### [What needs to be done]
What lines of the data hold the string "JSON"? Copy them all.
------------------------------------------------------------
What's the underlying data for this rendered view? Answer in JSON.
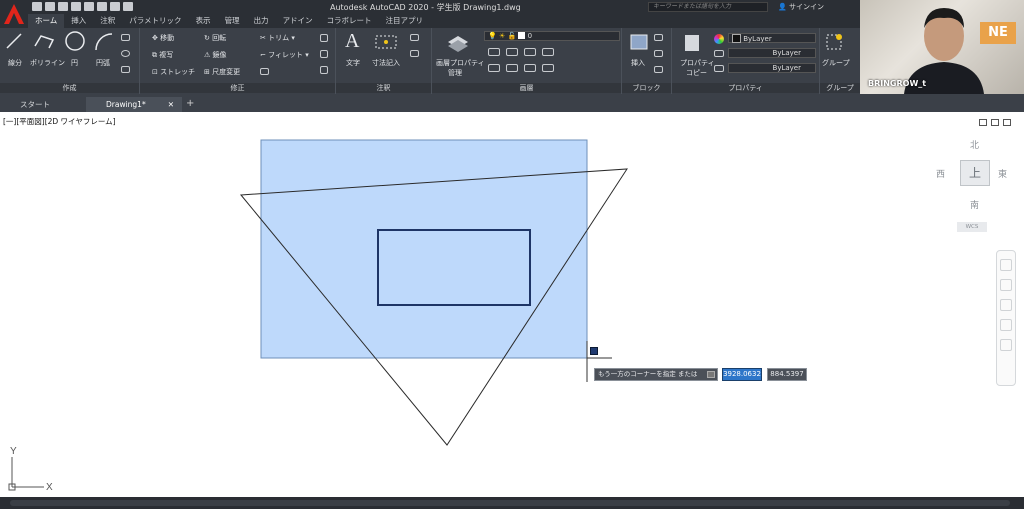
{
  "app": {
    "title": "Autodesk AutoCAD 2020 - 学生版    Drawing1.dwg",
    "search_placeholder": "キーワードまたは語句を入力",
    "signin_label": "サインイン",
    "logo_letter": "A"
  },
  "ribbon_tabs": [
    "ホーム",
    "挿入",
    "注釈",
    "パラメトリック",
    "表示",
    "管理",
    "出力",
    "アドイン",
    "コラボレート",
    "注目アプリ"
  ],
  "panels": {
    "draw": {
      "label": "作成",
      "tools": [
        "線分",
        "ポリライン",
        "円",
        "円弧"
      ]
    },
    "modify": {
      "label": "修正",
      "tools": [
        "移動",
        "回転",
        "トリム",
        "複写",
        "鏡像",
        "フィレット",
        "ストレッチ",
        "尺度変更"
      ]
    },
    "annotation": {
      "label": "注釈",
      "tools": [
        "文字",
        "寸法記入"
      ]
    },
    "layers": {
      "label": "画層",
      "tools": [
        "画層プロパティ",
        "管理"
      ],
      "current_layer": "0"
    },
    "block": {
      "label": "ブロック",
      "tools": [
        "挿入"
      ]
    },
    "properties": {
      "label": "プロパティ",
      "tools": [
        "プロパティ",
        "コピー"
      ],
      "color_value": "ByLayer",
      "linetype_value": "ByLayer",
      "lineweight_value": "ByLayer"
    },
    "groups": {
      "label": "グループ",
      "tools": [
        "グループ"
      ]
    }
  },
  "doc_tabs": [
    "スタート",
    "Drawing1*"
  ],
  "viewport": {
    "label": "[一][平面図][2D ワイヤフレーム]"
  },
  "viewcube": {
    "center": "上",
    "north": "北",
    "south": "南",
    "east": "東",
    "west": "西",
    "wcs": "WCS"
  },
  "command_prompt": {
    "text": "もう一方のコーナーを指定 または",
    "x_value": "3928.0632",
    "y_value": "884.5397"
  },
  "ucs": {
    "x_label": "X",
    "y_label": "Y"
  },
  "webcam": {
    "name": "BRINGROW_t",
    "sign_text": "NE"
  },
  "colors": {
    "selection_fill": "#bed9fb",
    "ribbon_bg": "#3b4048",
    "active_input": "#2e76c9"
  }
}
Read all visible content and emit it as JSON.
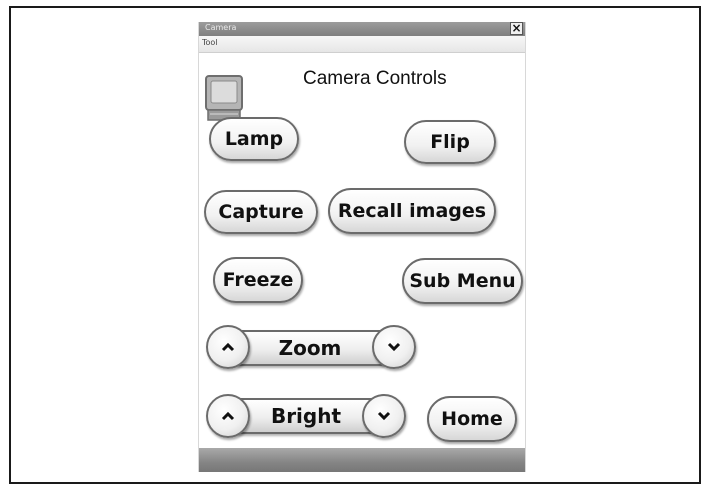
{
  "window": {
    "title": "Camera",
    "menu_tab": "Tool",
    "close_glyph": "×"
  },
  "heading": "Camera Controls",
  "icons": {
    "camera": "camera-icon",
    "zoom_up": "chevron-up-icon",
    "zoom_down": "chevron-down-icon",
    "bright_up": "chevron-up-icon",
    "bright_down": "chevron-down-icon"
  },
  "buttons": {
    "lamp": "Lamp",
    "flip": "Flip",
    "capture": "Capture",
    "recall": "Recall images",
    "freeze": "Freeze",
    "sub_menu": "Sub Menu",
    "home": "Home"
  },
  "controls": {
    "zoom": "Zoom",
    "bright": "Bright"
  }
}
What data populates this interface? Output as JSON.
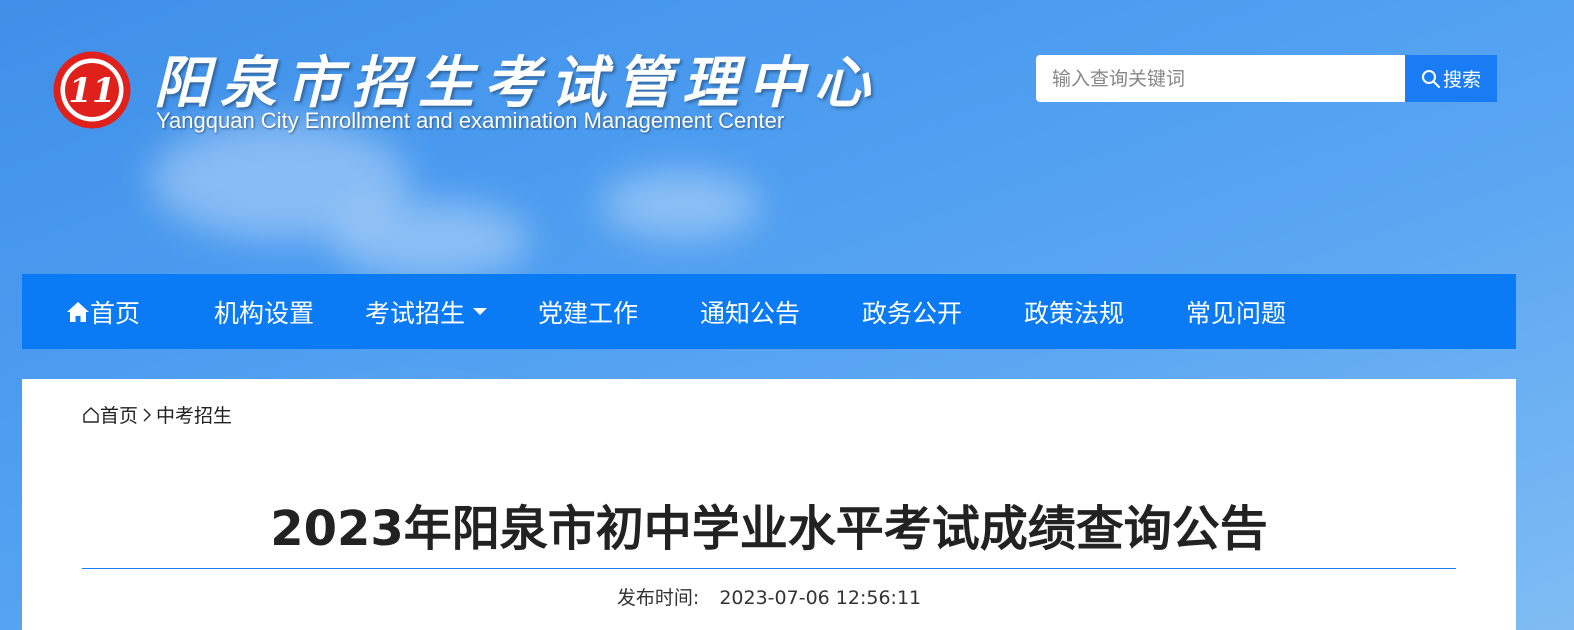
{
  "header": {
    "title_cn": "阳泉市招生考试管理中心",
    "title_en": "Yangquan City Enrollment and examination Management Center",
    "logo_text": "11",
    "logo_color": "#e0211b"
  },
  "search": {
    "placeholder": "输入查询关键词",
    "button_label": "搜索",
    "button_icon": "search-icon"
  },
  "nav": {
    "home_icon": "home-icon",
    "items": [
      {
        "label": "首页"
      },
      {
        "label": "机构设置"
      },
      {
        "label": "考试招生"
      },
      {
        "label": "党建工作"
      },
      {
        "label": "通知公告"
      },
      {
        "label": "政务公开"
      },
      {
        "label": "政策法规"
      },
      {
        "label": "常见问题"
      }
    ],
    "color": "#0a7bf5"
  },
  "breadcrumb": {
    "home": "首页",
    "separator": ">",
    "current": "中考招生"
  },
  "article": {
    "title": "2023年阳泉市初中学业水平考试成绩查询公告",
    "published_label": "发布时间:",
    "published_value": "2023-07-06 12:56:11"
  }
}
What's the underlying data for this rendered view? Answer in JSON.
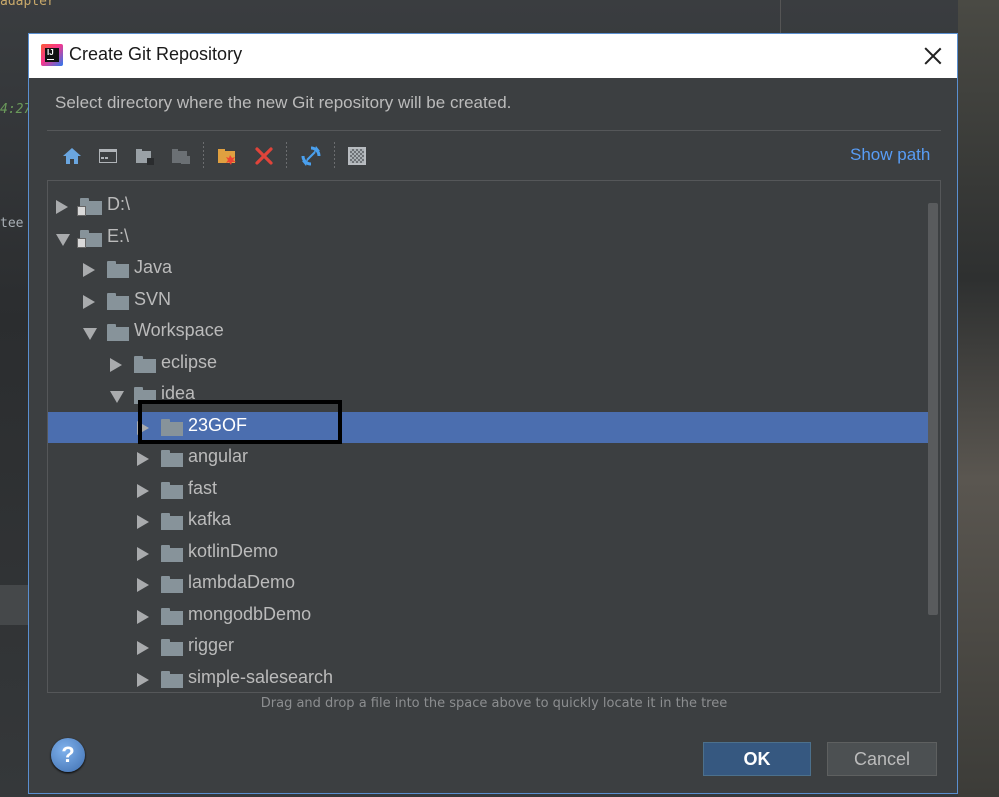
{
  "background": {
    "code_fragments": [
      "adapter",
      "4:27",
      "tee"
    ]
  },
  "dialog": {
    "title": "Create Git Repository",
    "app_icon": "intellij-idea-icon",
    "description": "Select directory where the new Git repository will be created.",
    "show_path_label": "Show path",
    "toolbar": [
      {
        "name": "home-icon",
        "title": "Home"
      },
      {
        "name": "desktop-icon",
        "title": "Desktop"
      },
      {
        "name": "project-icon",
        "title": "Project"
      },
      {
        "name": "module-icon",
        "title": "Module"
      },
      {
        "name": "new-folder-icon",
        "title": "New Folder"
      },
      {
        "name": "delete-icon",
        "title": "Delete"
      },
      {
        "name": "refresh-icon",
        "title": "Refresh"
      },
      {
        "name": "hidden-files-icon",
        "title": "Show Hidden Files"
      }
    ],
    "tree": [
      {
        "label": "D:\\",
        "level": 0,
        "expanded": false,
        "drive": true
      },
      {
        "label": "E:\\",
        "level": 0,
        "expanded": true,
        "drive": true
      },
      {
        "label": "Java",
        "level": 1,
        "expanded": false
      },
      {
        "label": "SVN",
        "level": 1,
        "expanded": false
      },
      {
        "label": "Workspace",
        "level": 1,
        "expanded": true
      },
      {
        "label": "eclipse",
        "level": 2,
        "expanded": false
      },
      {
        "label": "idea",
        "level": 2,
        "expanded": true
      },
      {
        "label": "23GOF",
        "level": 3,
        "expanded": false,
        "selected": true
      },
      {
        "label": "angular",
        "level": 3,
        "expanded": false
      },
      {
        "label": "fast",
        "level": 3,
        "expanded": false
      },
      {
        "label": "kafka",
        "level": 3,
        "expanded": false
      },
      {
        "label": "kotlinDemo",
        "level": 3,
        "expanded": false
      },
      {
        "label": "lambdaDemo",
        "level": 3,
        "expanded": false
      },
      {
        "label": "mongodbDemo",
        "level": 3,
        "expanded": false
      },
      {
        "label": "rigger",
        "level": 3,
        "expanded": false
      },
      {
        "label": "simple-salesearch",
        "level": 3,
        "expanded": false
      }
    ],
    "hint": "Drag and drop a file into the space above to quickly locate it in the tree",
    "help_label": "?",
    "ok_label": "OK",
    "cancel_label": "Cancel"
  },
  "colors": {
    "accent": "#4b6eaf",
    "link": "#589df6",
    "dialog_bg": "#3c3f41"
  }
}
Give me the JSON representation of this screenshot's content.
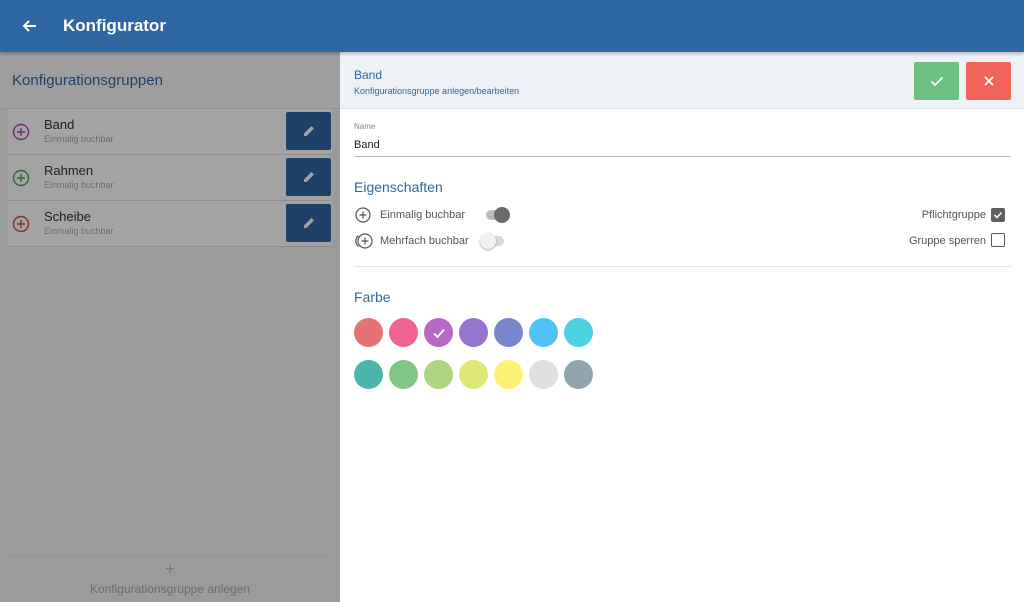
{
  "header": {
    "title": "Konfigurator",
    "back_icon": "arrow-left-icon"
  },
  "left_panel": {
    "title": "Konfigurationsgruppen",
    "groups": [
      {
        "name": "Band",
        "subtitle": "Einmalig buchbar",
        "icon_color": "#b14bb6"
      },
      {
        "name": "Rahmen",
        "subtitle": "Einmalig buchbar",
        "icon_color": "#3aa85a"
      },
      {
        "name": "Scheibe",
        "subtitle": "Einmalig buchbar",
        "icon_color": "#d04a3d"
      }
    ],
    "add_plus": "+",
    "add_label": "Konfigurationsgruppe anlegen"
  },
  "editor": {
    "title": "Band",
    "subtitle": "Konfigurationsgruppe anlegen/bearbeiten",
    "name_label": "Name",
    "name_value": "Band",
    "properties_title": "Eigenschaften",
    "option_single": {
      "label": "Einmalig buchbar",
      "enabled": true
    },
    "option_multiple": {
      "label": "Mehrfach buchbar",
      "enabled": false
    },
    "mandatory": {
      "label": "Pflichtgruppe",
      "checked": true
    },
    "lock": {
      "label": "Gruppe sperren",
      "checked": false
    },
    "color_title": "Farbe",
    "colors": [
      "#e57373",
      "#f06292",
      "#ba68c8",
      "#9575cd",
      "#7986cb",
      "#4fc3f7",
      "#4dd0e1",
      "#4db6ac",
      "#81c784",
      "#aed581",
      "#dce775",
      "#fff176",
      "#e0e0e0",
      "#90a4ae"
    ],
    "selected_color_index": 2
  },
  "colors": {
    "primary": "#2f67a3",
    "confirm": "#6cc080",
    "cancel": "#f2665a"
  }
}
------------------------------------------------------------
### [Result of this exercise]
What's the underlying data for this rendered view? Answer in JSON.
Read all visible content and emit it as JSON.
What data populates this interface? Output as JSON.
What's the underlying data for this rendered view? Answer in JSON.
Give me the JSON representation of this screenshot's content.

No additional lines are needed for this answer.